Russian scientists have announced the recovery of well-preserved woolly mammoth blood and tissue from a 10,000-year-old female carcass found on the New Siberian Islands off the coast of Siberia. The Russian scientists and their partners from the South Korean Sooam Biotech Research Foundation hope to use the blood and tissue to clone a woolly mammoth. The Russian team was astonished to find the blood in a liquid state, despite that fact that the carcass was surrounded by ice. They theorize that the blood may contain a kind of natural antifreeze.
Mammoth Blood Still Liquid
http://io9.com Reports: "About 15,000 years ago, an old female wooly mammoth plunged through the ice as she was being chased by predators.

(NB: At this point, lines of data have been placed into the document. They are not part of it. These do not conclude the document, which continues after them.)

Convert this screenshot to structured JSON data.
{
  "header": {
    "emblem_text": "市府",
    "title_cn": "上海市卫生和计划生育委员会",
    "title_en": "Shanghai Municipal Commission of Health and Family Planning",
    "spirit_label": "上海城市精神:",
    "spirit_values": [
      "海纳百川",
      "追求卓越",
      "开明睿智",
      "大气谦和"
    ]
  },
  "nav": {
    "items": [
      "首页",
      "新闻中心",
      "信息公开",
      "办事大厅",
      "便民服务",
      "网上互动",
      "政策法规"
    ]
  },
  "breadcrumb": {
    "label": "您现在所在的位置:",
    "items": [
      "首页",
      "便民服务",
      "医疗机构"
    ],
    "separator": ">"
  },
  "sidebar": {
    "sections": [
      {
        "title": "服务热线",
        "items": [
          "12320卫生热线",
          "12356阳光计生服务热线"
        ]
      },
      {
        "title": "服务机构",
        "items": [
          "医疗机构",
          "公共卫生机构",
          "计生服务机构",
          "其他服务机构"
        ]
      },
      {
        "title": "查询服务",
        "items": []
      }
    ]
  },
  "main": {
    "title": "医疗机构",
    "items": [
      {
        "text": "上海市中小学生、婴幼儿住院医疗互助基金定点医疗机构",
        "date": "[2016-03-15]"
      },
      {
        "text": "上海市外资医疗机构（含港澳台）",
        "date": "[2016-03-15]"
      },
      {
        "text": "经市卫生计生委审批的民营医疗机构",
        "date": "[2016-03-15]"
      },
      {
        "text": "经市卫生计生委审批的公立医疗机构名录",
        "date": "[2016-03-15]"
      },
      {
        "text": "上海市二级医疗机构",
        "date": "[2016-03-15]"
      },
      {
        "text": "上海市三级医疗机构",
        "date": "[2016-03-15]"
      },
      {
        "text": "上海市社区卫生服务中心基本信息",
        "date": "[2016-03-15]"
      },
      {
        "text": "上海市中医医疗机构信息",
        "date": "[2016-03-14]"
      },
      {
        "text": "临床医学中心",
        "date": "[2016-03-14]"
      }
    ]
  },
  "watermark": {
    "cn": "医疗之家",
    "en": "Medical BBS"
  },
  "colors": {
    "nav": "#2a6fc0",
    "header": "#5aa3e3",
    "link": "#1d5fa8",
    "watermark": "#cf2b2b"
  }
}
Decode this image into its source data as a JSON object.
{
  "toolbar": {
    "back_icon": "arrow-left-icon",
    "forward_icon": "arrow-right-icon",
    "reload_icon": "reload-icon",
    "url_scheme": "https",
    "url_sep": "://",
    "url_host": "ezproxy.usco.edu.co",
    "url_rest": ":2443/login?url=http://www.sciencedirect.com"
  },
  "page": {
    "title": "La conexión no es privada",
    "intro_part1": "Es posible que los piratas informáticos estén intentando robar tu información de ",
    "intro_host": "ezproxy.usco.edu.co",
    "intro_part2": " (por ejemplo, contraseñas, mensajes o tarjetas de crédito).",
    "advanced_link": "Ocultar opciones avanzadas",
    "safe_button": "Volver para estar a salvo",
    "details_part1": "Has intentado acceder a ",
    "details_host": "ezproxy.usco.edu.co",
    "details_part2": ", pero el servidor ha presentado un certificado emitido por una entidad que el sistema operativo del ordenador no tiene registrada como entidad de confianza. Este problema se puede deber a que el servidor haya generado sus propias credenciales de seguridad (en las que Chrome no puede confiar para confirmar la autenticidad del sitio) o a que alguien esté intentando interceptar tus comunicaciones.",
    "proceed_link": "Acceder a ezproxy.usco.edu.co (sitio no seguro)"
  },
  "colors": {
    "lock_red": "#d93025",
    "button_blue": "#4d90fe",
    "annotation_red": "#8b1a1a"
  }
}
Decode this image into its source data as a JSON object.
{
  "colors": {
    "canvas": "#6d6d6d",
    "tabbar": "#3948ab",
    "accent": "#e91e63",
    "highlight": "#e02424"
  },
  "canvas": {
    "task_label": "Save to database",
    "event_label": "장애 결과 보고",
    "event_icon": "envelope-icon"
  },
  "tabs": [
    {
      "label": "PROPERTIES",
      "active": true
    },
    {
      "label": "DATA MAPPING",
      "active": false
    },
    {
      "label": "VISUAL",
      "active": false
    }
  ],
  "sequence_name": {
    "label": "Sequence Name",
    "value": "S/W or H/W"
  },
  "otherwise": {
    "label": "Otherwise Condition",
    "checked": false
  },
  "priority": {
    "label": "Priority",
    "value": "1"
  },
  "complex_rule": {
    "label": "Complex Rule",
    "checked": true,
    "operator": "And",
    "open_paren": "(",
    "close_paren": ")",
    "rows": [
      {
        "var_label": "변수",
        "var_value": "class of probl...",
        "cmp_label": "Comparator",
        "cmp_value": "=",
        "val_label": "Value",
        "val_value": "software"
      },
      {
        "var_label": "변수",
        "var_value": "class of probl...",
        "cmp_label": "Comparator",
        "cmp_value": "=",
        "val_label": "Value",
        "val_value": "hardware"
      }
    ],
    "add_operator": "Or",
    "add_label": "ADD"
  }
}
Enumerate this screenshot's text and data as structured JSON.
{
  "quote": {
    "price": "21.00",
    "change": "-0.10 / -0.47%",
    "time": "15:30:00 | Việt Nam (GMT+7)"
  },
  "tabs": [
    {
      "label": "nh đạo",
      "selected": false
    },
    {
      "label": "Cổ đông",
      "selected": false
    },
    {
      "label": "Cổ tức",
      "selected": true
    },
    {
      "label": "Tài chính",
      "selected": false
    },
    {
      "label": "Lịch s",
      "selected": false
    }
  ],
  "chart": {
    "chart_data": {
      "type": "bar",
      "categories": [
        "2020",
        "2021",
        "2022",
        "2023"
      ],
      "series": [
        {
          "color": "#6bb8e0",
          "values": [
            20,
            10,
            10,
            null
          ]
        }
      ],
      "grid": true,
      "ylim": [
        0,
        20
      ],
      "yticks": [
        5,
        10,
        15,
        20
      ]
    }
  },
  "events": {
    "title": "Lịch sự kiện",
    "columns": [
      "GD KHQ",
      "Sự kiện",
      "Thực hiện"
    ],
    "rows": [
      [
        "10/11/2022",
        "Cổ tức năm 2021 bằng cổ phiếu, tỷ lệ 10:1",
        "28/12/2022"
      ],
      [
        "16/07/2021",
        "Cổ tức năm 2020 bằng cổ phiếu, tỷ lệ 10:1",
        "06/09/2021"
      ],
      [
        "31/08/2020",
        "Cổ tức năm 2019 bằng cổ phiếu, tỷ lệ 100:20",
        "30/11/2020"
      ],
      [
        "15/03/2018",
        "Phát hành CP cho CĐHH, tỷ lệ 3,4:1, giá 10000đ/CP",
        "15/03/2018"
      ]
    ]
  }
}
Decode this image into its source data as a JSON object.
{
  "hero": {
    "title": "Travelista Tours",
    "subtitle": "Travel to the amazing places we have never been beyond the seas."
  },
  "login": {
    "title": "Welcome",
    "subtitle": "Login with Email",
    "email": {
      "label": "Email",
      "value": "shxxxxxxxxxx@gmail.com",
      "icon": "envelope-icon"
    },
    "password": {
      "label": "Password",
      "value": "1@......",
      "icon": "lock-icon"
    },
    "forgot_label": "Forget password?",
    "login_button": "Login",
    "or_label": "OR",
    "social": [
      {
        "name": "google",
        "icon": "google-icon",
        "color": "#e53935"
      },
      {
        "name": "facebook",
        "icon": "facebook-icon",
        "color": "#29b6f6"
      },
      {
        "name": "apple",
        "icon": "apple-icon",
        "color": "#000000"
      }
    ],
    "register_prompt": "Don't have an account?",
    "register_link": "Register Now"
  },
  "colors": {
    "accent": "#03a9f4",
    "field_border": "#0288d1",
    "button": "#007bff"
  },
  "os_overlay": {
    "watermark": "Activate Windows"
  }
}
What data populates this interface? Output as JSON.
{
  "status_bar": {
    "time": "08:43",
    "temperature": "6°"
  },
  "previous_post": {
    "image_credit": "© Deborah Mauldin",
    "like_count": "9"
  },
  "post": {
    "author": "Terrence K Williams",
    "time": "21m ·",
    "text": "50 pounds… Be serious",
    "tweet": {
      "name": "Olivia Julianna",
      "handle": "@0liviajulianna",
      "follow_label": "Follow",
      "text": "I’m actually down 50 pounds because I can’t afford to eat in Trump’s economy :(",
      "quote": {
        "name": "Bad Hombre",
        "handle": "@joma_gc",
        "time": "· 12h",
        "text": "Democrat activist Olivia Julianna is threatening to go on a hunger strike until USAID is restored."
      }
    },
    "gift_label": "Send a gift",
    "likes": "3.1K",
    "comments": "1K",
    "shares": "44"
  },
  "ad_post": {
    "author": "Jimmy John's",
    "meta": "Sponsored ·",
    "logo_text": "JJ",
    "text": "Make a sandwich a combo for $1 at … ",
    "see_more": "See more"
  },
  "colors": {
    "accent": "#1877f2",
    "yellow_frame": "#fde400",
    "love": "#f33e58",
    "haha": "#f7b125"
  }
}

Her remains have now been uncovered by scientists working in Siberia. And remarkably, as they were digging it out, blood began to stream out. Which is weird given that it was 10° below freezing."
"It's not known if the blood or tissue samples contain living cells required for cloning. And even if such cells are recovered, the DNA repair would require a very complex process that could take years. A report is expected later this July."
"The beautifully preserved specimen was discovered partially embedded in a chunk of ice at an excavation on the Lyakhovsky Island, the southernmost group of the New Siberian Islands in the Arctic seas of northeastern Russia."
"Semyon Grigoriev, head of the Museum of Mammoths of the Institute of Applied Ecology of the North at the North Eastern Federal University, is calling it "the best preserved mammoth in the history of paleontology.""
"The mammoth's lower portions, including the stomach, were locked in the ice for the past 10,000 to 15,000 years. Its lower jaw and tongue were also recovered; the trunk was found separately from the carcass. The upper torso and two legs were preserved in soil and show signs of being gnawed upon by both prehistoric and modern predators."